Be open to suggestions – you may know exactly how you want to shoot a group but if you stay in the moment, sometimes the energy and suggestions of the group can uncover some really fun photo ideas.

Make sure they all know to look directly into the camera – I know that seems obvious but once I’ve downloaded the photos, you’d be surprised how many people are looking off to the side or distracted by something.

Make the process fun for yourself and for everyone in the group and you’ll end up with some really exciting photos!

Next post:  POSES.

Happy Halloween


Halloween keeps sneaking up on me.  My friends seem to always be ten steps ahead of me, planning their costumes and finding the right party or haunted house to attend.  Me, on the other hand, wakes up on Halloween day with no costume and no plan.   Which is why I suppose I’d rather photograph the costumes than wear them.
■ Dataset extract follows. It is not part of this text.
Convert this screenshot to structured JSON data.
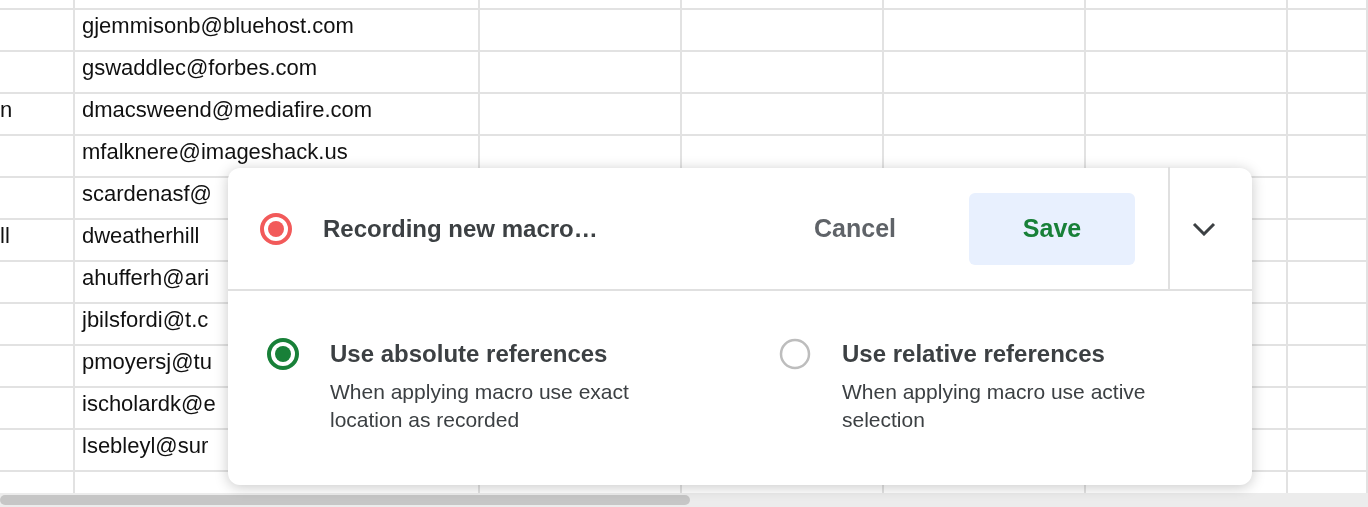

If you’re planning to take photos this year, here are a few tips to make them stand out.

Shoot as much as you can before it gets dark.

Photography is all about using light so if you want to capture some nice images shoot at dusk.  If there’s still some light available you’ll be able to include the background in the shot and avoid using your flash

Stoop down to the level of your subject.

If you have kids and you’ve dressed them up in adorable costumes, make sure you get down to their level to compose your shot.

Fill your frame.

Whether you’re shooting with your iPhone or a nice digital SLR, move closer to your subject compose your shot.  Take a few shots, one wide and some close up portraits.

Keep still.

If you’re shooting stationary objects like a jack-o-lantern or other Halloween accessories, take your time, keep your camera steady and try a slightly longer shutter speed.  If you can, use a little tripod or set your camera down on something stable so you don’t have camera shake.


Have a safe and sane Halloween!